Your task
Scan the material for the word "Standaard" and return every matching line.

# # #

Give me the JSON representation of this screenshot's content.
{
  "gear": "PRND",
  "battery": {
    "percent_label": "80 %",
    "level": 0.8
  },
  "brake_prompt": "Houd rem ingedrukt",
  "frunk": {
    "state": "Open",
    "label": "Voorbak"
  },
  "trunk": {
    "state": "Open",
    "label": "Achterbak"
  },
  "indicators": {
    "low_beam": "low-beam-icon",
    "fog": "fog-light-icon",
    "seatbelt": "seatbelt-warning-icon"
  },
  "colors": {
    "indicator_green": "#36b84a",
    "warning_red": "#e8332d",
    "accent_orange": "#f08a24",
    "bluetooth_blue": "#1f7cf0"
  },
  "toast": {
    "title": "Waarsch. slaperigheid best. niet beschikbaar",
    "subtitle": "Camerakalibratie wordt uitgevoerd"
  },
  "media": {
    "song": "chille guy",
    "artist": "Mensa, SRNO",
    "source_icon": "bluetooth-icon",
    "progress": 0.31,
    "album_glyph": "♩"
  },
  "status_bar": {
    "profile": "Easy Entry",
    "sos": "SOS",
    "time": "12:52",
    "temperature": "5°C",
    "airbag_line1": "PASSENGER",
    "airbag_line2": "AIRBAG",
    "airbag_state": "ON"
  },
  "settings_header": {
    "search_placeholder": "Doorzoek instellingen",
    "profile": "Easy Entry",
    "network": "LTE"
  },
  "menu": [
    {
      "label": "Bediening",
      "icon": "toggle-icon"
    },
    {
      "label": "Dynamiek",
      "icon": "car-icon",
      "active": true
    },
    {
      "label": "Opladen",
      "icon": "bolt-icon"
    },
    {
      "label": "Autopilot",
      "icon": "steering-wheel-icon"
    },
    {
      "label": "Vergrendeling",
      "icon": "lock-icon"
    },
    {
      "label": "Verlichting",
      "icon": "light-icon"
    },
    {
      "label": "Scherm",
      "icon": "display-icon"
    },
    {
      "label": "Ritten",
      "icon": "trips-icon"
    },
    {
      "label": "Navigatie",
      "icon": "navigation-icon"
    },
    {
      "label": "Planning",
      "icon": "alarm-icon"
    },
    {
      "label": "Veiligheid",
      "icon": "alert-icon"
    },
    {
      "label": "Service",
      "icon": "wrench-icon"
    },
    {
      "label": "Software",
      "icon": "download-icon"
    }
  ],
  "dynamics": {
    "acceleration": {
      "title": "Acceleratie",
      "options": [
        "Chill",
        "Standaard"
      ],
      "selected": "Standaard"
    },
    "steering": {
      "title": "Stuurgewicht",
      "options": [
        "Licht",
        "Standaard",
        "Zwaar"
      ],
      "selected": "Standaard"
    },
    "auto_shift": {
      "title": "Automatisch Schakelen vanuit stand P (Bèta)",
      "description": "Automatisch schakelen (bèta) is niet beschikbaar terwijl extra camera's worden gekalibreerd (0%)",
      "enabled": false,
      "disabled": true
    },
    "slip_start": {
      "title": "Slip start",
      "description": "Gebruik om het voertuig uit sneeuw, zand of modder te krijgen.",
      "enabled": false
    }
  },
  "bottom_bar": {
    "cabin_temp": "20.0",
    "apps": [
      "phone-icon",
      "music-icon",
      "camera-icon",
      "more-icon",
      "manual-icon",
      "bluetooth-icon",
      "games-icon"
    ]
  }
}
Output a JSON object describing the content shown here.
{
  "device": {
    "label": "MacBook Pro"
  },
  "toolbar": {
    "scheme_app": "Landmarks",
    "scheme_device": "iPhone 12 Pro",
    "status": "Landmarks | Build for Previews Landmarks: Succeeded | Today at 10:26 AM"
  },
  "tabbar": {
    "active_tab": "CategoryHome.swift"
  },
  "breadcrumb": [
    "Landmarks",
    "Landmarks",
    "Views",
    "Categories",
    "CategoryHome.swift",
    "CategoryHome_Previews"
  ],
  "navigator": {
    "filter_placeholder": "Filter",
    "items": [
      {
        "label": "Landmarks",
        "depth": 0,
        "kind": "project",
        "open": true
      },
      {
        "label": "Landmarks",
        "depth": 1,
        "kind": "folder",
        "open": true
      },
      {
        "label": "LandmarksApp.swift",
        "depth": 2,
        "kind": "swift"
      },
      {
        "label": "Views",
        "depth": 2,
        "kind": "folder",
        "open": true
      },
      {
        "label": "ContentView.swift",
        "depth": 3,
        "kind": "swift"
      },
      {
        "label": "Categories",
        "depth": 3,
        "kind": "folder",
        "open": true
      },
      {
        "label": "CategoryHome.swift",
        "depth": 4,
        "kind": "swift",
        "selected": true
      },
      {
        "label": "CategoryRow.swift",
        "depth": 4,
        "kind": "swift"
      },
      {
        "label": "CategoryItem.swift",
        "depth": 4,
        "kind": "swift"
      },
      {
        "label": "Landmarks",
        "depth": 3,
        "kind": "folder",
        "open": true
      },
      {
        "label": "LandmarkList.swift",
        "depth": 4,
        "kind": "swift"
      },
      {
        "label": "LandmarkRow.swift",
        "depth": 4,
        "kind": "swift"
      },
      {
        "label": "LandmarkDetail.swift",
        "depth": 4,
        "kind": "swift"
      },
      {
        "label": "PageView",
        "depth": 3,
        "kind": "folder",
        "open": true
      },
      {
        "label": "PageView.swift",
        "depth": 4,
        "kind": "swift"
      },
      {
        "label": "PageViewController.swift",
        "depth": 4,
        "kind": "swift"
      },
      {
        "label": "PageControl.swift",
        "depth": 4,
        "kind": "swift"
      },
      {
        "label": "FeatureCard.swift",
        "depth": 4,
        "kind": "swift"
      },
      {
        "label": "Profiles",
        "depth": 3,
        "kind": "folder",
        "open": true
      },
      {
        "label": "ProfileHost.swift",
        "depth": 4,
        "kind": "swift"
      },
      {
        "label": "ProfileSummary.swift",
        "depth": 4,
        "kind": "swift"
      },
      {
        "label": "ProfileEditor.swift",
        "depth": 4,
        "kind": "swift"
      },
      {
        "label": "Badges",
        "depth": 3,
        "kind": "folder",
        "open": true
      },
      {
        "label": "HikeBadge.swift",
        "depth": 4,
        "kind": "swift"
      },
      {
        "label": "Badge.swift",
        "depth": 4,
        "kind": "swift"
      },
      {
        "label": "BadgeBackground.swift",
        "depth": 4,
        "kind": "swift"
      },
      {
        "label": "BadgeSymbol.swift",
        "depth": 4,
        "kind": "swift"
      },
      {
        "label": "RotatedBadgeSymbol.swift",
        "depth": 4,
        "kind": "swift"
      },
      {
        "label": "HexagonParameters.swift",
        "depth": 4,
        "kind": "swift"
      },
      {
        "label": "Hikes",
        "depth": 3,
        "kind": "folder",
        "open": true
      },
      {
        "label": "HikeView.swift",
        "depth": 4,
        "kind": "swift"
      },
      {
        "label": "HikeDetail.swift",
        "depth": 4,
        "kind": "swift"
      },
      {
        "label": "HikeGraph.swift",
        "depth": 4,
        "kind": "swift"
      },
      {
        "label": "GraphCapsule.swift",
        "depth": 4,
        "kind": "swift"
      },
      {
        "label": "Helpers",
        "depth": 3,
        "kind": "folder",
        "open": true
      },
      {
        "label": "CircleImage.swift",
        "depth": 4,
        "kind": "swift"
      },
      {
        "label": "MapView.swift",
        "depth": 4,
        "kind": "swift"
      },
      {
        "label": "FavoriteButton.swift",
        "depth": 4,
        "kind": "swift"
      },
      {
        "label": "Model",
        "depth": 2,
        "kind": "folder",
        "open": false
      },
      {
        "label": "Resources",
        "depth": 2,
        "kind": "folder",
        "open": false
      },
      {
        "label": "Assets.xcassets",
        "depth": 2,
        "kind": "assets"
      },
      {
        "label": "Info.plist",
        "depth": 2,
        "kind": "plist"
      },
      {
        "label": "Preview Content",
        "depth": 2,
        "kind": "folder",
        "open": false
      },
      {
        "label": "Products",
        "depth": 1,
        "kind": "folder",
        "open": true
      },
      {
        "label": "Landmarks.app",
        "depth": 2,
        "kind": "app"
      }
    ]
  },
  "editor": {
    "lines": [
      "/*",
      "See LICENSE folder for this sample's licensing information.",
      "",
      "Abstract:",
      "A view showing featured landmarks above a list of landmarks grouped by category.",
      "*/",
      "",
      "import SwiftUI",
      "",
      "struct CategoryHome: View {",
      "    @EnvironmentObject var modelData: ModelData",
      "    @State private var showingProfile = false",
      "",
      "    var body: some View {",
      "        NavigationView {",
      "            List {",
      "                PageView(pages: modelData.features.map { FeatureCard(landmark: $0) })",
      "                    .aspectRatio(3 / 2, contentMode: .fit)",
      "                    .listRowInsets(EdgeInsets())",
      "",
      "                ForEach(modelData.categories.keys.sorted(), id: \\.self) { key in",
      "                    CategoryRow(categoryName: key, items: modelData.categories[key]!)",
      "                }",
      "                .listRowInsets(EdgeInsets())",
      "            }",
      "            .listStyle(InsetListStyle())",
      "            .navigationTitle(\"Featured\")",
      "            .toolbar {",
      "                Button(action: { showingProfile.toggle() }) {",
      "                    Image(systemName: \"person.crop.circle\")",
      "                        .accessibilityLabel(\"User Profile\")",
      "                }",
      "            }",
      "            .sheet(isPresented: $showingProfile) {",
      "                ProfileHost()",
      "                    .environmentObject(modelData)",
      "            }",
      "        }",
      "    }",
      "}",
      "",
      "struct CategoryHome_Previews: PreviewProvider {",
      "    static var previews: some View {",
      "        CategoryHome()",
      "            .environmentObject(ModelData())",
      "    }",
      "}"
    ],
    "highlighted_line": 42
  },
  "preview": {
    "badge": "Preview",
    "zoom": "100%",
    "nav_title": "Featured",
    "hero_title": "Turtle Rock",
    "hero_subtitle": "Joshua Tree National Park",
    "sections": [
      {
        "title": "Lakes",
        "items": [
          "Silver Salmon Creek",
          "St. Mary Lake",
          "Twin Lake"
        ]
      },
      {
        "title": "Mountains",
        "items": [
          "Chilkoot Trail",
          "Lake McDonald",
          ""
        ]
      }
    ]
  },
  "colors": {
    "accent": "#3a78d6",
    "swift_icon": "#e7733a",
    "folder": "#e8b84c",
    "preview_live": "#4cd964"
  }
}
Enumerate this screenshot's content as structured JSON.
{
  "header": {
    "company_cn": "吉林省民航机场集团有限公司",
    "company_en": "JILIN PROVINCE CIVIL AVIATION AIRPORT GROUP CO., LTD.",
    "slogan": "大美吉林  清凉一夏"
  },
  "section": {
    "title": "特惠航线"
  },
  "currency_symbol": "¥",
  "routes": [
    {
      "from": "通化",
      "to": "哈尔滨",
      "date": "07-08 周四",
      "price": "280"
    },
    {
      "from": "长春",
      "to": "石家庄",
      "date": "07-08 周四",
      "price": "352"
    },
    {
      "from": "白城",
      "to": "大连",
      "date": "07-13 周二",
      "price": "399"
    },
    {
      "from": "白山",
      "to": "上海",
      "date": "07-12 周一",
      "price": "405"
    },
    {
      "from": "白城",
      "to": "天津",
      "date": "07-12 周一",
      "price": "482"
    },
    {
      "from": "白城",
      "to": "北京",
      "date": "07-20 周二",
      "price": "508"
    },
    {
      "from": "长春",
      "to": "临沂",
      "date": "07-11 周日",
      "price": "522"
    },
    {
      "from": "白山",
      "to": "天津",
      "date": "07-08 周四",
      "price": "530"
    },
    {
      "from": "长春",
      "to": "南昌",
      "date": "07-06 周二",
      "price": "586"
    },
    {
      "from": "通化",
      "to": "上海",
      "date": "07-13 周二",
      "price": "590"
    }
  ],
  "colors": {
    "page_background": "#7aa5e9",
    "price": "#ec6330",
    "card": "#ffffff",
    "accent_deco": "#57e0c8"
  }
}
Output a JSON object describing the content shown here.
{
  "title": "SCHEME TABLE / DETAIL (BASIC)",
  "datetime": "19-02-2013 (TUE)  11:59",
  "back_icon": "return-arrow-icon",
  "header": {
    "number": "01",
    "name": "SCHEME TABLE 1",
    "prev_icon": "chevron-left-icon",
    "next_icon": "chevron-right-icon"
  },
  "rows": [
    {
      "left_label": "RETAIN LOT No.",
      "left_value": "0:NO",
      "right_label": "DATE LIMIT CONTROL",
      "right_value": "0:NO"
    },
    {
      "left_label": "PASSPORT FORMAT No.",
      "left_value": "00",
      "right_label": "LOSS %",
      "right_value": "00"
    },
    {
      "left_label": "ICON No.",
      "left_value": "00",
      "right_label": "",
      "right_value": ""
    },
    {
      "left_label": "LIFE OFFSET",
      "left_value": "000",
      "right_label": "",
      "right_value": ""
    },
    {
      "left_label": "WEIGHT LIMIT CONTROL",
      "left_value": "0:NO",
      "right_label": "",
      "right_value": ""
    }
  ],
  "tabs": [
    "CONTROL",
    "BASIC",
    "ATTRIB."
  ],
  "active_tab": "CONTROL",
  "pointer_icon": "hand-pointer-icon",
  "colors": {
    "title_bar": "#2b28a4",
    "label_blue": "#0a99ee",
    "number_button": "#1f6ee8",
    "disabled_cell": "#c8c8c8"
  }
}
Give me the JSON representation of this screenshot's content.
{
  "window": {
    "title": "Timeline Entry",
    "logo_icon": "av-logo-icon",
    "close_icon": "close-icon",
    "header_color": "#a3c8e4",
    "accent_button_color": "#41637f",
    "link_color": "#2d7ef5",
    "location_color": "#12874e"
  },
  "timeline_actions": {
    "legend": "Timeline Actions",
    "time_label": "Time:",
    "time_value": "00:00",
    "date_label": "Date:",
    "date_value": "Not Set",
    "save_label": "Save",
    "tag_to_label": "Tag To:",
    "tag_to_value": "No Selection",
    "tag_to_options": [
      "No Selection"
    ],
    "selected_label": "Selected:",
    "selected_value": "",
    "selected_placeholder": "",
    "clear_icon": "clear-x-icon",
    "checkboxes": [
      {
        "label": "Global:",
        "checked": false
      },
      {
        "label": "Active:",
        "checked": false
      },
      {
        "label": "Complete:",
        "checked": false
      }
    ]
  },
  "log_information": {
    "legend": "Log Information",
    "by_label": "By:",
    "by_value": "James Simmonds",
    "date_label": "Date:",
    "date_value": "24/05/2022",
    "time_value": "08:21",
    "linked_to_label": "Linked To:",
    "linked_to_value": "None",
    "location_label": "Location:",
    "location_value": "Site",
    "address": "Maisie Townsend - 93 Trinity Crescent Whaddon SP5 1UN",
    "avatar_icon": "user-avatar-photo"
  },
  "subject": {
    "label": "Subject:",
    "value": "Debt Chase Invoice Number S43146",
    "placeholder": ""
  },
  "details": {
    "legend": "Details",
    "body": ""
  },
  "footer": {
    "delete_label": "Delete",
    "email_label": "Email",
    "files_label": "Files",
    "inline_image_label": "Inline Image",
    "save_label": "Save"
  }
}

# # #

Result for this task
        "Standaard"
      "selected": "Standaard"
        "Standaard",
      "selected": "Standaard"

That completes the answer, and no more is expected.